Improve brake performance and extend wear by using new high temperature grease to lubricate the moving parts. It dissipates heat better and won't degrade as rapidly.
By the DIY experts of The Family Handyman Magazine:July/August 2012
Wipe ceramic grease
onto brake pad
abutments, pad slide
hardware and inside the
caliper's slide pin boots.
If you do your own brake jobs,
chances are you've switched to
the newer ceramic-style brake
pads. They're much cleaner and
quieter than semi metallic pads.
But they don't dissipate heat as
well, and that high heat can
degrade the grease in caliper and
pad slides. So it's critical that you
use synthetic high-temp grease to
lubricate the caliper pins, pad
abutments and pad slide
Now there's a new type of
grease made especially for
ceramic brake pads (one choice is
Permatex No. 24125 Ceramic
Extreme Brake Lubricant; about $17 for
8 oz. through our affiliation with amazon.com). The high-temp

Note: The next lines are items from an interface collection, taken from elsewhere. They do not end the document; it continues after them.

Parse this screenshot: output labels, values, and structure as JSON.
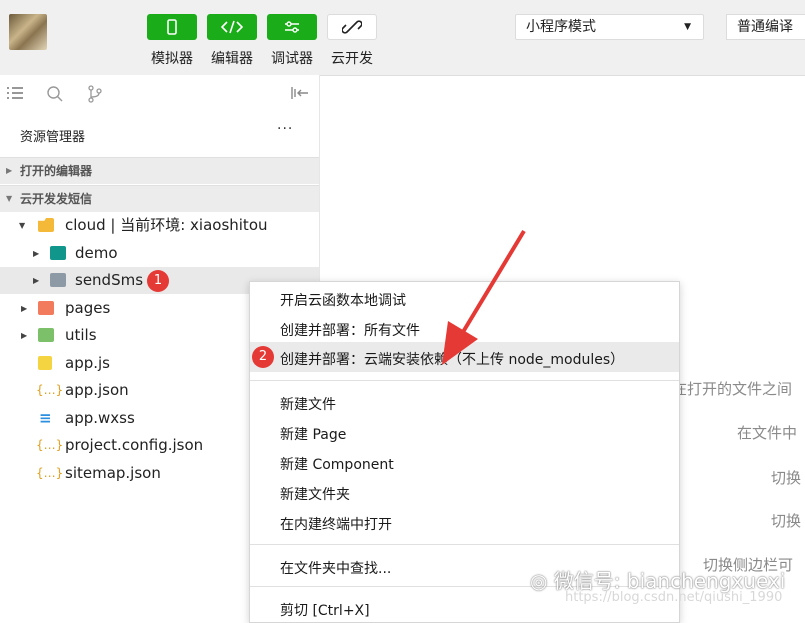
{
  "toolbar": {
    "buttons": [
      {
        "label": "模拟器",
        "icon": "phone-icon"
      },
      {
        "label": "编辑器",
        "icon": "code-icon"
      },
      {
        "label": "调试器",
        "icon": "sliders-icon"
      },
      {
        "label": "云开发",
        "icon": "cloud-link-icon"
      }
    ],
    "mode_select": "小程序模式",
    "compile_select": "普通编译"
  },
  "explorer": {
    "title": "资源管理器",
    "more": "···",
    "sections": [
      "打开的编辑器",
      "云开发发短信"
    ],
    "tree": [
      {
        "label": "cloud | 当前环境: xiaoshitou",
        "icon": "folder-open-icon"
      },
      {
        "label": "demo",
        "icon": "cloud-function-folder-icon"
      },
      {
        "label": "sendSms",
        "icon": "folder-icon",
        "badge": "1"
      },
      {
        "label": "pages",
        "icon": "pages-folder-icon"
      },
      {
        "label": "utils",
        "icon": "utils-folder-icon"
      },
      {
        "label": "app.js",
        "icon": "js-file-icon"
      },
      {
        "label": "app.json",
        "icon": "json-file-icon"
      },
      {
        "label": "app.wxss",
        "icon": "css-file-icon"
      },
      {
        "label": "project.config.json",
        "icon": "json-file-icon"
      },
      {
        "label": "sitemap.json",
        "icon": "json-file-icon"
      }
    ]
  },
  "context_menu": {
    "items": [
      "开启云函数本地调试",
      "创建并部署：所有文件",
      "创建并部署：云端安装依赖（不上传 node_modules）",
      "新建文件",
      "新建 Page",
      "新建 Component",
      "新建文件夹",
      "在内建终端中打开",
      "在文件夹中查找...",
      "剪切  [Ctrl+X]"
    ],
    "highlighted_badge": "2"
  },
  "background_hints": [
    "在打开的文件之间",
    "在文件中",
    "切换",
    "切换",
    "切换侧边栏可"
  ],
  "watermark": {
    "main": "微信号: bianchengxuexi",
    "url": "https://blog.csdn.net/qiushi_1990"
  },
  "colors": {
    "accent_green": "#1aad19",
    "badge_red": "#e53935",
    "arrow_red": "#e53935"
  }
}
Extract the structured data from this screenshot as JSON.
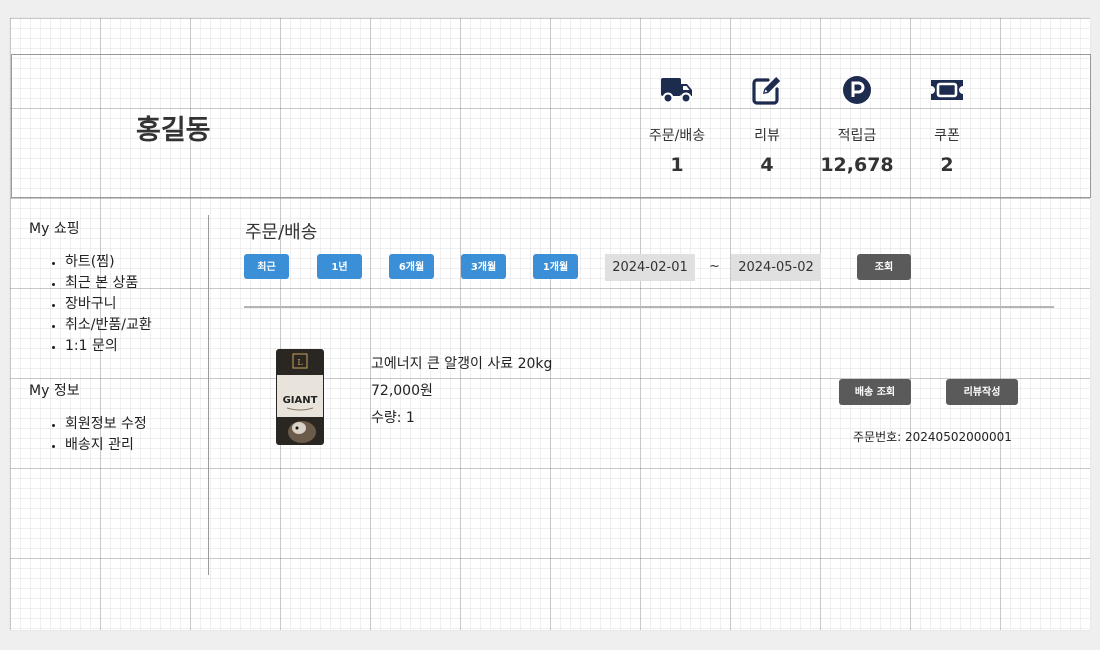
{
  "profile": {
    "name": "홍길동",
    "stats": [
      {
        "icon": "truck-icon",
        "label": "주문/배송",
        "value": "1"
      },
      {
        "icon": "edit-icon",
        "label": "리뷰",
        "value": "4"
      },
      {
        "icon": "point-icon",
        "label": "적립금",
        "value": "12,678"
      },
      {
        "icon": "ticket-icon",
        "label": "쿠폰",
        "value": "2"
      }
    ]
  },
  "sidebar": {
    "shopping_title": "My 쇼핑",
    "shopping_items": [
      "하트(찜)",
      "최근 본 상품",
      "장바구니",
      "취소/반품/교환",
      "1:1 문의"
    ],
    "info_title": "My 정보",
    "info_items": [
      "회원정보 수정",
      "배송지 관리"
    ]
  },
  "orders": {
    "title": "주문/배송",
    "periods": [
      "최근",
      "1년",
      "6개월",
      "3개월",
      "1개월"
    ],
    "date_from": "2024-02-01",
    "date_separator": "~",
    "date_to": "2024-05-02",
    "search_label": "조회"
  },
  "order_item": {
    "product_name": "고에너지 큰 알갱이 사료 20kg",
    "price": "72,000원",
    "quantity": "수량: 1",
    "image_text": "GIANT",
    "track_label": "배송 조회",
    "review_label": "리뷰작성",
    "order_number": "주문번호: 20240502000001"
  },
  "colors": {
    "accent": "#3a8fd6",
    "dark_button": "#5a5a5a",
    "icon": "#1d2b4f",
    "date_input_bg": "#e0e0e0"
  }
}
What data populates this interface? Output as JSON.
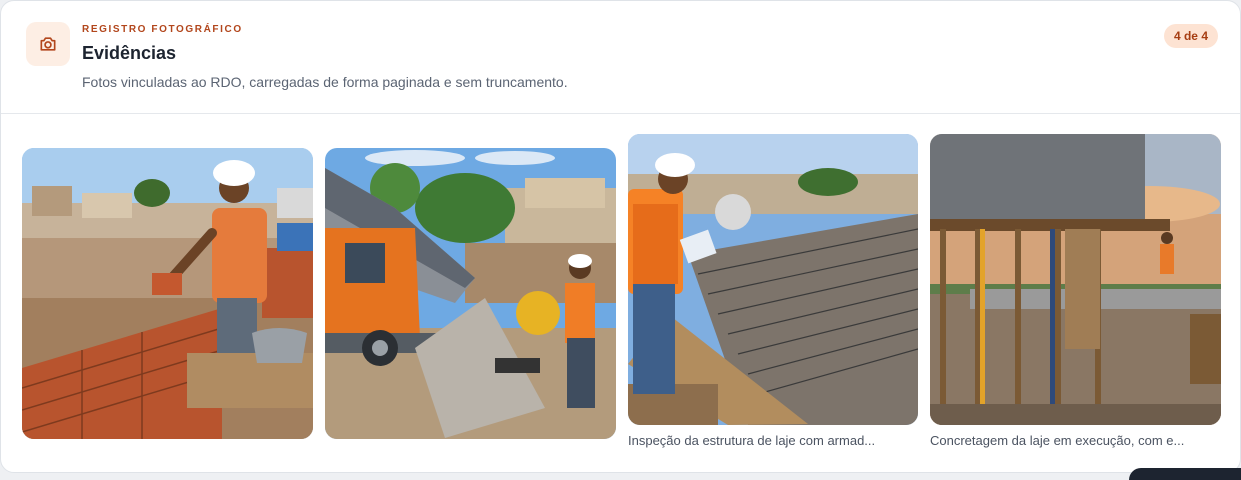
{
  "section": {
    "eyebrow": "REGISTRO FOTOGRÁFICO",
    "title": "Evidências",
    "description": "Fotos vinculadas ao RDO, carregadas de forma paginada e sem truncamento.",
    "count_badge": "4 de 4",
    "icon": "camera-icon",
    "accent_color": "#b2461c"
  },
  "photos": [
    {
      "scene": "bricklaying-worker",
      "caption": ""
    },
    {
      "scene": "dump-truck-concrete-mixer",
      "caption": ""
    },
    {
      "scene": "rebar-slab-inspection",
      "caption": "Inspeção da estrutura de laje com armad..."
    },
    {
      "scene": "slab-concreting-formwork",
      "caption": "Concretagem da laje em execução, com e..."
    }
  ]
}
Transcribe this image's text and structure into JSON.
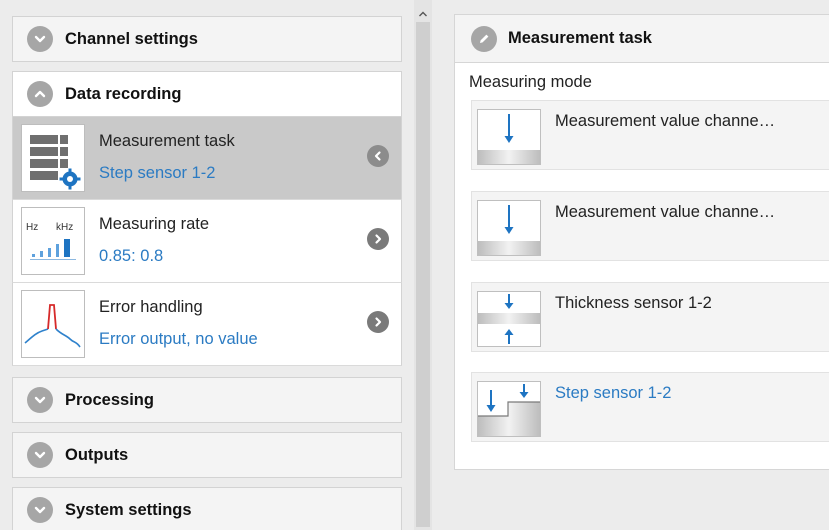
{
  "left_panel": {
    "sections": {
      "channel_settings": "Channel settings",
      "data_recording": "Data recording",
      "processing": "Processing",
      "outputs": "Outputs",
      "system_settings": "System settings"
    },
    "items": [
      {
        "title": "Measurement task",
        "value": "Step sensor 1-2",
        "icon": "measurement-task-icon",
        "selected": true
      },
      {
        "title": "Measuring rate",
        "value": "0.85: 0.8",
        "icon": "measuring-rate-icon",
        "thumb_hz": "Hz",
        "thumb_khz": "kHz",
        "selected": false
      },
      {
        "title": "Error handling",
        "value": "Error output, no value",
        "icon": "error-handling-icon",
        "selected": false
      }
    ]
  },
  "right_panel": {
    "title": "Measurement task",
    "mode_label": "Measuring mode",
    "options": [
      {
        "label": "Measurement value channe…",
        "icon": "single-channel-icon",
        "active": false
      },
      {
        "label": "Measurement value channe…",
        "icon": "single-channel-icon",
        "active": false
      },
      {
        "label": "Thickness sensor 1-2",
        "icon": "thickness-icon",
        "active": false
      },
      {
        "label": "Step sensor 1-2",
        "icon": "step-icon",
        "active": true
      }
    ]
  },
  "colors": {
    "accent_blue": "#2b7bc3",
    "selected_row": "#c9c9c9",
    "icon_gray": "#a6a6a6"
  }
}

lube contains ground-up
ceramic particles that act like ball
bearings to ensure proper caliper
and pad movement. Apply it to all
slide areas as shown.
Have the necessary tools for this DIY project lined up before you start—you’ll save time and frustration.
Avoid last-minute shopping trips by having all your materials ready ahead of time. Here's a list.
Copyright © 2013 The Family Handyman. All Rights Reserved.